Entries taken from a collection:
* * * * *

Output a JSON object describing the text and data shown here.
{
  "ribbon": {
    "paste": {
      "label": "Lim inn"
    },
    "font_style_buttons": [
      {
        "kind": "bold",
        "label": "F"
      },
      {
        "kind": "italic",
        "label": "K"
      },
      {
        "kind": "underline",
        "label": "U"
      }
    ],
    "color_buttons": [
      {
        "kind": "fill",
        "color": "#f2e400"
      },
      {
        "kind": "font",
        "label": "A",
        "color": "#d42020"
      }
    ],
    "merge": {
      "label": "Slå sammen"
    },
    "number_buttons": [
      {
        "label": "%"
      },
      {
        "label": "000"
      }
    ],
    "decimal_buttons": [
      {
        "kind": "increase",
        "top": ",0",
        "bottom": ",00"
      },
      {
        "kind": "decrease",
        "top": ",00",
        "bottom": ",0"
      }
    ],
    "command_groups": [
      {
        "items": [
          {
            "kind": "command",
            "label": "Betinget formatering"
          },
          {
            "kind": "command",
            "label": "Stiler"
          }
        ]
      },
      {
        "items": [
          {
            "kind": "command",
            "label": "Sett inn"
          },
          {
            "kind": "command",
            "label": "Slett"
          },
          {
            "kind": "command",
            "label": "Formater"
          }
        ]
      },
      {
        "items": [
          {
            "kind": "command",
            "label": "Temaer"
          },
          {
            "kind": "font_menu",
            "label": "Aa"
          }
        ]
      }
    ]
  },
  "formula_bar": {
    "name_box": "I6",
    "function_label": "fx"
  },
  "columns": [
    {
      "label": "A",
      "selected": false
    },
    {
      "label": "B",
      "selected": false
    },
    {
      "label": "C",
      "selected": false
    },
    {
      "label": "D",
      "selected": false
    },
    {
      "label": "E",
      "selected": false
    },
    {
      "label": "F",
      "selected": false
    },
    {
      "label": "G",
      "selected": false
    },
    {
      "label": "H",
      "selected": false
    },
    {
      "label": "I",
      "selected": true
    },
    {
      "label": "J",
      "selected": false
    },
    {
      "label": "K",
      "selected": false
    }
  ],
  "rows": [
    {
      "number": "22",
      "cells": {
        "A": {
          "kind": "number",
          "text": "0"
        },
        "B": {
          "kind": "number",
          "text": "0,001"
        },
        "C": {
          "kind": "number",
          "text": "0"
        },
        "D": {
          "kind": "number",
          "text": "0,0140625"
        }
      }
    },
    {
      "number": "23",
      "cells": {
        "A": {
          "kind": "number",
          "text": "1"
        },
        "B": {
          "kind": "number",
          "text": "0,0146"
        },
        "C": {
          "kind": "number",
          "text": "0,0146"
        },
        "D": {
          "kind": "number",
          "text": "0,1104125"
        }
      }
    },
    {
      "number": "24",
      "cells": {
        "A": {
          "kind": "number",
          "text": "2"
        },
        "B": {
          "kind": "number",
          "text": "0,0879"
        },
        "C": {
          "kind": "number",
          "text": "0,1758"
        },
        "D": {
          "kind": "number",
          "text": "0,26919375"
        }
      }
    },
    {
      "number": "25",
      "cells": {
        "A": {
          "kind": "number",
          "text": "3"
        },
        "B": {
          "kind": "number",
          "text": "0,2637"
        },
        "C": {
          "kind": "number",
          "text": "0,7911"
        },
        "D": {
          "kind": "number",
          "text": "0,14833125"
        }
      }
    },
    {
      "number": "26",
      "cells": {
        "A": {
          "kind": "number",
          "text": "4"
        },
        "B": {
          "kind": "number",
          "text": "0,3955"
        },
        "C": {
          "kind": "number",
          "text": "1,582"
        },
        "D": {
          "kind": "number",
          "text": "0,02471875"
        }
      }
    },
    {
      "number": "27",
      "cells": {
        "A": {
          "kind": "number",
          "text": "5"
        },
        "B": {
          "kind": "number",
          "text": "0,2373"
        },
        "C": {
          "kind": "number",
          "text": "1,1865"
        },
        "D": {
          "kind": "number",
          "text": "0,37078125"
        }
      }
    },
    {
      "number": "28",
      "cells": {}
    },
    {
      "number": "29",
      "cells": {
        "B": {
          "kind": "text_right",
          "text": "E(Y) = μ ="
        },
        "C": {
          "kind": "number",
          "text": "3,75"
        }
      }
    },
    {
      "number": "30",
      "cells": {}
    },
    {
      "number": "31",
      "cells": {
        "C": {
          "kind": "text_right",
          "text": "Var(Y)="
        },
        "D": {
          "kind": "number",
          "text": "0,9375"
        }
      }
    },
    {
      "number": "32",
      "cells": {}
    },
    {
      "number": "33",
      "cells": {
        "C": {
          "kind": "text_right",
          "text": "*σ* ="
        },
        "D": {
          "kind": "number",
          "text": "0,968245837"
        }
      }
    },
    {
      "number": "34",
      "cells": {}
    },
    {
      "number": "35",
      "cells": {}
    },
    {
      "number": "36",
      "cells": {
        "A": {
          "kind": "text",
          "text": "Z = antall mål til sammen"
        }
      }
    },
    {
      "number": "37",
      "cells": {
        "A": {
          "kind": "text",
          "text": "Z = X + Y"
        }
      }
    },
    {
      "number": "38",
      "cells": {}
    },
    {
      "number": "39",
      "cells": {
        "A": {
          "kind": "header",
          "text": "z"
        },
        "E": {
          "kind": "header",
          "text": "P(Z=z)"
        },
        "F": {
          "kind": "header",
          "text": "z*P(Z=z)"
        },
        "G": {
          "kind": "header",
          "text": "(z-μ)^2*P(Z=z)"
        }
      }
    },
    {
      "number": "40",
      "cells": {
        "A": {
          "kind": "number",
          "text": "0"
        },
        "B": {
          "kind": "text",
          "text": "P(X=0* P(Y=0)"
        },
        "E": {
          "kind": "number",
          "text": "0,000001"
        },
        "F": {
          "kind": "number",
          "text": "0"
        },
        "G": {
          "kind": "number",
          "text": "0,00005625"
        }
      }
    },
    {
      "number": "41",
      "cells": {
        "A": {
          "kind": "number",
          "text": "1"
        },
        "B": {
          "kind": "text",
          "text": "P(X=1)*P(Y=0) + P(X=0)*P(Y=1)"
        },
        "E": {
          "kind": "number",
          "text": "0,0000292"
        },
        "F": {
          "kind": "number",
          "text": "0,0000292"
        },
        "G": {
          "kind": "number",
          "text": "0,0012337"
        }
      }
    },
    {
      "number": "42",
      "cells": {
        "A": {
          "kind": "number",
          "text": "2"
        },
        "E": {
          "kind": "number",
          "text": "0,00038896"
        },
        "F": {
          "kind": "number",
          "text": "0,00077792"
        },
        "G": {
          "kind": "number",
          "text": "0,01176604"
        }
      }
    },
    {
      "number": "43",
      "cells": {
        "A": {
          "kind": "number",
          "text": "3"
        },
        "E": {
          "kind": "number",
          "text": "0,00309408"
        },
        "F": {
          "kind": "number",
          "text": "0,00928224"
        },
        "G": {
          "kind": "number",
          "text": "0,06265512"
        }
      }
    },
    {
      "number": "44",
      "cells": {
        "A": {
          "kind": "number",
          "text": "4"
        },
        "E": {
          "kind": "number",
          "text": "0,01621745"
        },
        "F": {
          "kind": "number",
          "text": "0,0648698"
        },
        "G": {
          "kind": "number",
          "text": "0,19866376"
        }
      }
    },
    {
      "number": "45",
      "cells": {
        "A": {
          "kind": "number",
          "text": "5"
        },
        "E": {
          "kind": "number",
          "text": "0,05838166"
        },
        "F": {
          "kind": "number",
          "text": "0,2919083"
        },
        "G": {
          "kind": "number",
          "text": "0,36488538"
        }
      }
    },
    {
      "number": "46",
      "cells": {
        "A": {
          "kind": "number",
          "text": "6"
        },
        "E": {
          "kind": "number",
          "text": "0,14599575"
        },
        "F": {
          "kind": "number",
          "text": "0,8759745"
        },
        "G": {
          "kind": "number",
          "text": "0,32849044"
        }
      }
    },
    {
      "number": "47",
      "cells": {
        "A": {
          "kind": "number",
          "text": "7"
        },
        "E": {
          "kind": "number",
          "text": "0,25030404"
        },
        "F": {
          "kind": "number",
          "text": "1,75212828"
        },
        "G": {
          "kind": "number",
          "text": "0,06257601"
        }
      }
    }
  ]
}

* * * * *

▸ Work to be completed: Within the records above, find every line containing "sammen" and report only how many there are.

▸ Answer to this task: 2